The study discovered that 51% of respondents feel brands are underperforming when it comes to finding out what their needs are, and only about 10% said brands are doing well.
Finally, customer personas can give your organization a tremendous insight on how best to serve and reach your customers with your marketing automation tool.
4). Review automation tools based on your budget
At the end of the day, the automation program you’re going to choose for your business will totally depend on your budget.
You don’t want to go for a program that will make you break the bank. If you’re just starting out and your business is not yet generating a substantial amount to invest in some of the advanced programs out there, the smart thing to do is to invest in an automation program that will get the job done.
The good thing is most of the marketing automation tools on the internet that is considered cheap or basic can still carry out most of the functions the more advanced ones boast of (although with some limitations). Agile CRM is a good example; it’s free for 10 users.
Also, if you don’t have money to invest in an automation tool at the moment, you can still get some tools that offer limited free subscription. For example, you can use Mailerlite or Mailchimp email marketing program free for your first 2,000 subscribers and then upgrade later.
5). Design programs to be measurable
“Measurement is the first step to control and, eventually, to improvement.”
— James Harrington
If you want the marketing automation journey to be fun and result-driven, you’ll need to have systems in place for effective measurement or tracking.
The perfect marketing plans are often created with measurements in mind even before the program starts. And yes, all your lead generation programs are measurable—though some channels might be difficult to measure initially, it becomes easier later on.
For example, do you want to improve your brand influence?
How about measuring things like shares and likes? The point is—whatever your metrics are, figure out what they are early in the planning stage.
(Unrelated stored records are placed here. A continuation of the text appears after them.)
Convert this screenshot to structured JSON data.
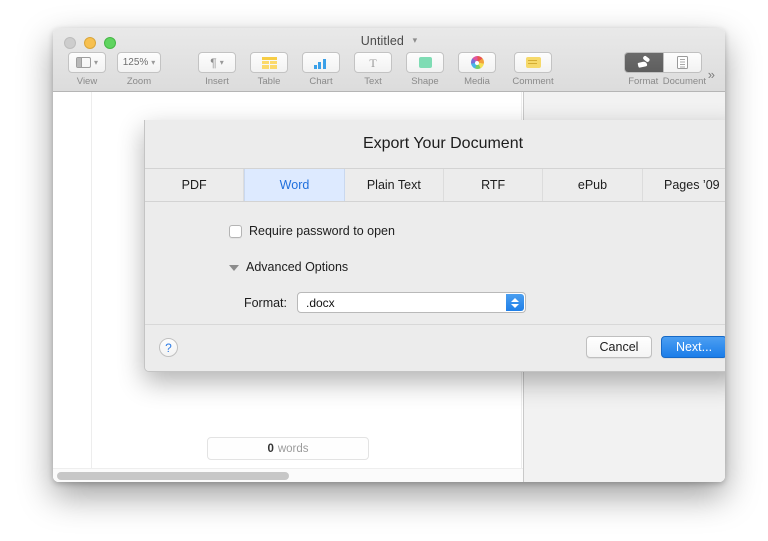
{
  "window": {
    "title": "Untitled",
    "title_chevron": "chevron-down-icon",
    "traffic_lights": {
      "close": "#cdcdcd",
      "minimize": "#f7c04f",
      "zoom": "#5fd45f"
    }
  },
  "toolbar": {
    "items": [
      {
        "label": "View",
        "icon": "window-layout-icon",
        "has_caret": true
      },
      {
        "label": "Zoom",
        "value": "125%",
        "icon": "zoom-value",
        "has_caret": true
      },
      {
        "label": "Insert",
        "icon": "pilcrow-icon",
        "glyph": "¶",
        "has_caret": true
      },
      {
        "label": "Table",
        "icon": "table-grid-icon"
      },
      {
        "label": "Chart",
        "icon": "bar-chart-icon"
      },
      {
        "label": "Text",
        "icon": "text-t-icon",
        "glyph": "T"
      },
      {
        "label": "Shape",
        "icon": "shape-square-icon"
      },
      {
        "label": "Media",
        "icon": "media-pinwheel-icon"
      },
      {
        "label": "Comment",
        "icon": "comment-note-icon"
      }
    ],
    "inspector_segments": [
      {
        "label": "Format",
        "icon": "paintbrush-icon",
        "active": true
      },
      {
        "label": "Document",
        "icon": "document-page-icon",
        "active": false
      }
    ],
    "overflow_glyph": "»"
  },
  "document": {
    "word_count_number": "0",
    "word_count_label": "words"
  },
  "sheet": {
    "title": "Export Your Document",
    "tabs": [
      {
        "label": "PDF",
        "active": false
      },
      {
        "label": "Word",
        "active": true
      },
      {
        "label": "Plain Text",
        "active": false
      },
      {
        "label": "RTF",
        "active": false
      },
      {
        "label": "ePub",
        "active": false
      },
      {
        "label": "Pages ’09",
        "active": false
      }
    ],
    "require_password": {
      "label": "Require password to open",
      "checked": false
    },
    "advanced_options": {
      "label": "Advanced Options",
      "expanded": true,
      "disclosure_icon": "triangle-down-icon"
    },
    "format_field": {
      "label": "Format:",
      "value": ".docx",
      "stepper_icon": "stepper-up-down-icon"
    },
    "footer": {
      "help_label": "?",
      "cancel_label": "Cancel",
      "next_label": "Next..."
    }
  },
  "colors": {
    "accent_blue": "#1b7de9",
    "tab_selected_bg": "#ddeaff",
    "tab_selected_text": "#1f6fdd",
    "sheet_bg": "#ececec",
    "toolbar_bg": "#e4e4e4"
  }
}
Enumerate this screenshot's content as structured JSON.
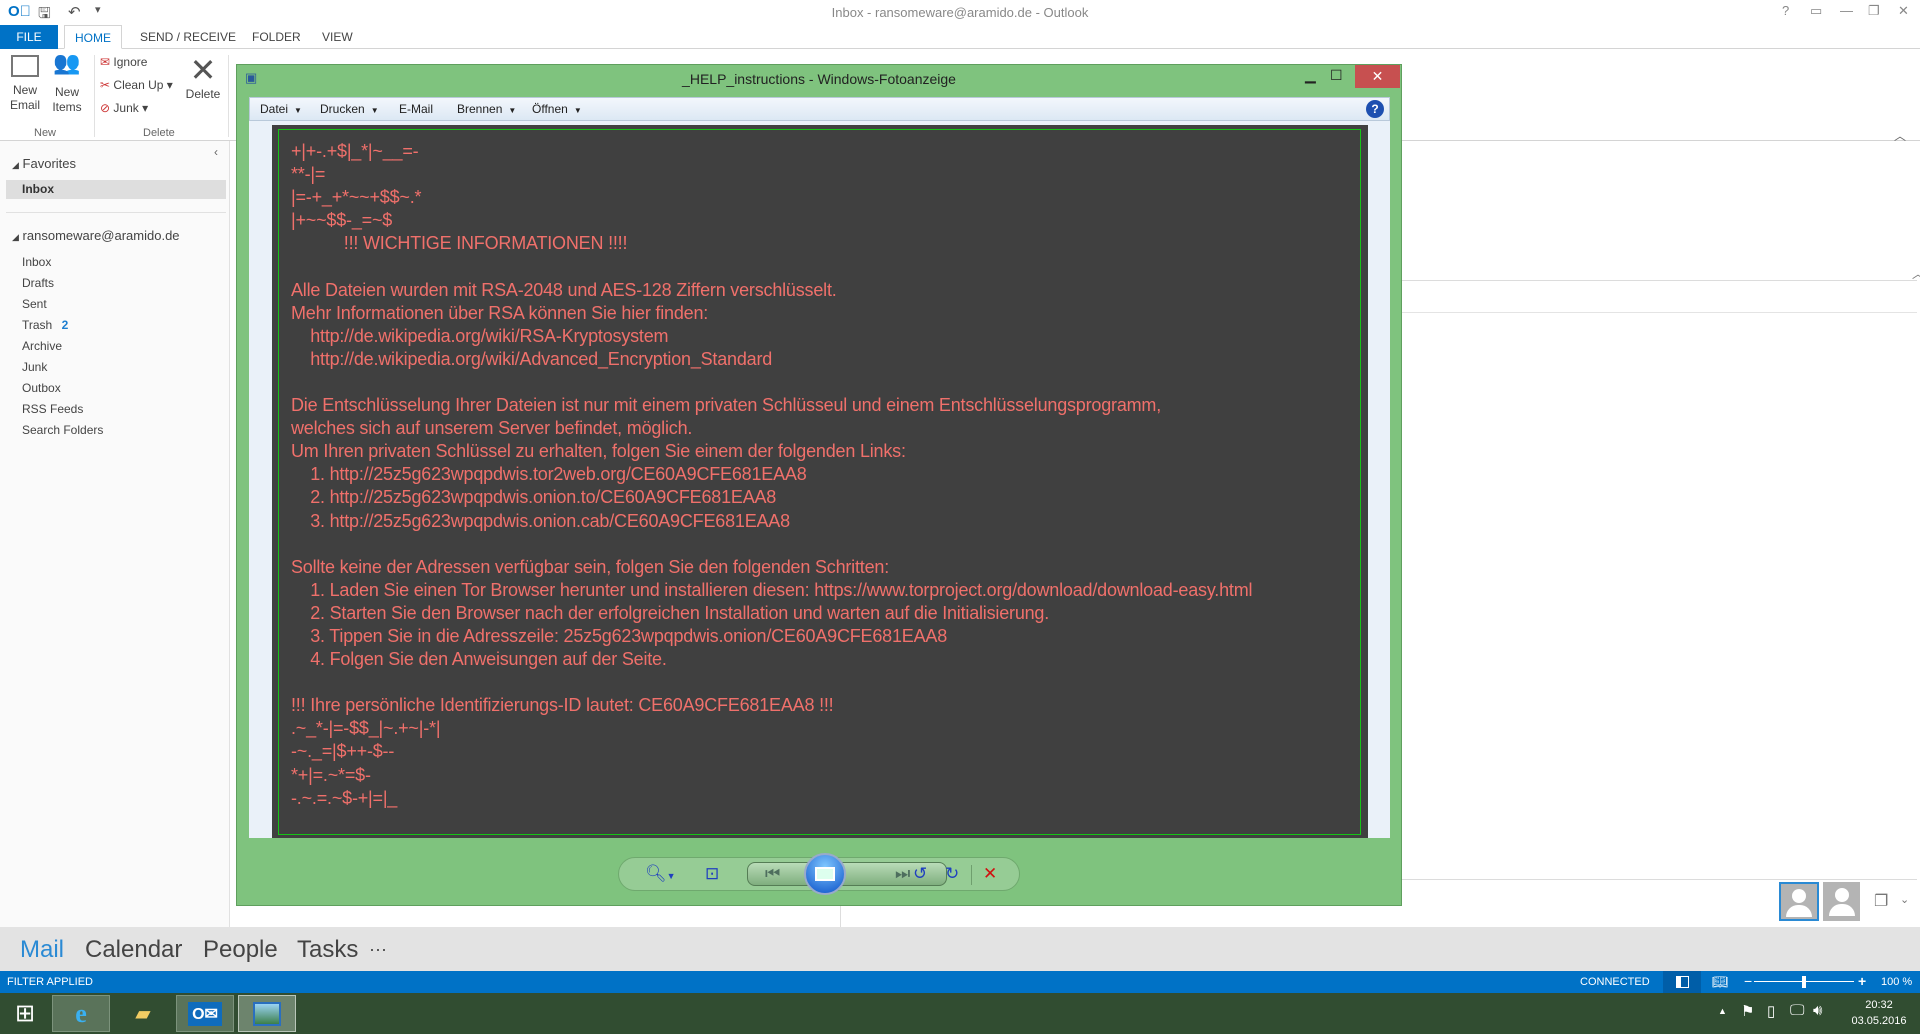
{
  "outlook": {
    "window_title": "Inbox - ransomeware@aramido.de - Outlook",
    "tabs": [
      "FILE",
      "HOME",
      "SEND / RECEIVE",
      "FOLDER",
      "VIEW"
    ],
    "ribbon": {
      "new_email": "New\nEmail",
      "new_items": "New\nItems",
      "ignore": "Ignore",
      "clean_up": "Clean Up",
      "junk": "Junk",
      "delete": "Delete",
      "group_new": "New",
      "group_delete": "Delete"
    },
    "favorites_header": "Favorites",
    "favorites": [
      {
        "label": "Inbox"
      }
    ],
    "account": "ransomeware@aramido.de",
    "folders": [
      {
        "label": "Inbox"
      },
      {
        "label": "Drafts"
      },
      {
        "label": "Sent"
      },
      {
        "label": "Trash",
        "count": "2"
      },
      {
        "label": "Archive"
      },
      {
        "label": "Junk"
      },
      {
        "label": "Outbox"
      },
      {
        "label": "RSS Feeds"
      },
      {
        "label": "Search Folders"
      }
    ],
    "bottom_nav": [
      "Mail",
      "Calendar",
      "People",
      "Tasks",
      "···"
    ],
    "status": {
      "left": "FILTER APPLIED",
      "connected": "CONNECTED",
      "zoom": "100 %",
      "zoom_level": 100
    }
  },
  "viewer": {
    "title": "_HELP_instructions - Windows-Fotoanzeige",
    "menu": [
      "Datei",
      "Drucken",
      "E-Mail",
      "Brennen",
      "Öffnen"
    ],
    "note_lines": [
      "+|+-.+$|_*|~__=-",
      "**-|=",
      "|=-+_+*~~+$$~.*",
      "|+~~$$-_=~$",
      "           !!! WICHTIGE INFORMATIONEN !!!!",
      "",
      "Alle Dateien wurden mit RSA-2048 und AES-128 Ziffern verschlüsselt.",
      "Mehr Informationen über RSA können Sie hier finden:",
      "    http://de.wikipedia.org/wiki/RSA-Kryptosystem",
      "    http://de.wikipedia.org/wiki/Advanced_Encryption_Standard",
      "",
      "Die Entschlüsselung Ihrer Dateien ist nur mit einem privaten Schlüsseul und einem Entschlüsselungsprogramm,",
      "welches sich auf unserem Server befindet, möglich.",
      "Um Ihren privaten Schlüssel zu erhalten, folgen Sie einem der folgenden Links:",
      "    1. http://25z5g623wpqpdwis.tor2web.org/CE60A9CFE681EAA8",
      "    2. http://25z5g623wpqpdwis.onion.to/CE60A9CFE681EAA8",
      "    3. http://25z5g623wpqpdwis.onion.cab/CE60A9CFE681EAA8",
      "",
      "Sollte keine der Adressen verfügbar sein, folgen Sie den folgenden Schritten:",
      "    1. Laden Sie einen Tor Browser herunter und installieren diesen: https://www.torproject.org/download/download-easy.html",
      "    2. Starten Sie den Browser nach der erfolgreichen Installation und warten auf die Initialisierung.",
      "    3. Tippen Sie in die Adresszeile: 25z5g623wpqpdwis.onion/CE60A9CFE681EAA8",
      "    4. Folgen Sie den Anweisungen auf der Seite.",
      "",
      "!!! Ihre persönliche Identifizierungs-ID lautet: CE60A9CFE681EAA8 !!!",
      ".~_*-|=-$$_|~.+~|-*|",
      "-~._=|$++-$--",
      "*+|=.~*=$-",
      "-.~.=.~$-+|=|_"
    ]
  },
  "taskbar": {
    "time": "20:32",
    "date": "03.05.2016"
  },
  "colors": {
    "accent": "#0072c6",
    "viewer_frame": "#7fc37e",
    "note_text": "#f0706b",
    "taskbar": "#314d31"
  }
}
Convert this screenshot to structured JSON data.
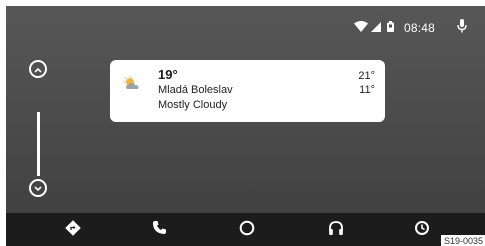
{
  "status_bar": {
    "time": "08:48",
    "icons": [
      "wifi-icon",
      "cellular-signal-icon",
      "battery-icon",
      "microphone-icon"
    ]
  },
  "scroll": {
    "up_icon": "chevron-up-icon",
    "down_icon": "chevron-down-icon"
  },
  "weather_card": {
    "icon": "partly-cloudy-icon",
    "current_temp": "19°",
    "location": "Mladá Boleslav",
    "condition": "Mostly Cloudy",
    "high": "21°",
    "low": "11°"
  },
  "nav": {
    "items": [
      {
        "icon": "navigation-icon"
      },
      {
        "icon": "phone-icon"
      },
      {
        "icon": "home-circle-icon"
      },
      {
        "icon": "headphones-icon"
      },
      {
        "icon": "recent-apps-icon"
      }
    ]
  },
  "figure_code": "S19-0035"
}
Ask yourself the following questions:
- What are you going to measure?
- When are you going to measure it?
- How will you measure it?
A good automation program will help you to truly track your campaigns and tie them to revenue, and also tie programs to opportunities, and pipeline created.
Below are two metrics you can measure with marketing automation:
- Program analysis: Proves the efficacy of your programs and to know what delivers the most return on investment (ROI).
- Reporting: Create your own custom reports that can measure return on investment by channel, pipeline generated per program, revenue per program, etc.
By leveraging the reporting feature within your marketing automation program, you can generate more accurate numbers.
While choosing an automation tool, go with one that will enable you to measure every step of your marketing campaign.
A good marketing automation software will help increase your company’s operational efficiency and also grow your revenue.
You don’t really need to waste time looking for the perfect automation tool, just follow this guide and pick one based on your budget. The major thing is to start using one to automate your business as soon as possible.
A Report from IDC found the global market for marketing automation will continue to grow—from $3.2 billion in 2010 to $4.8 billion in 2015.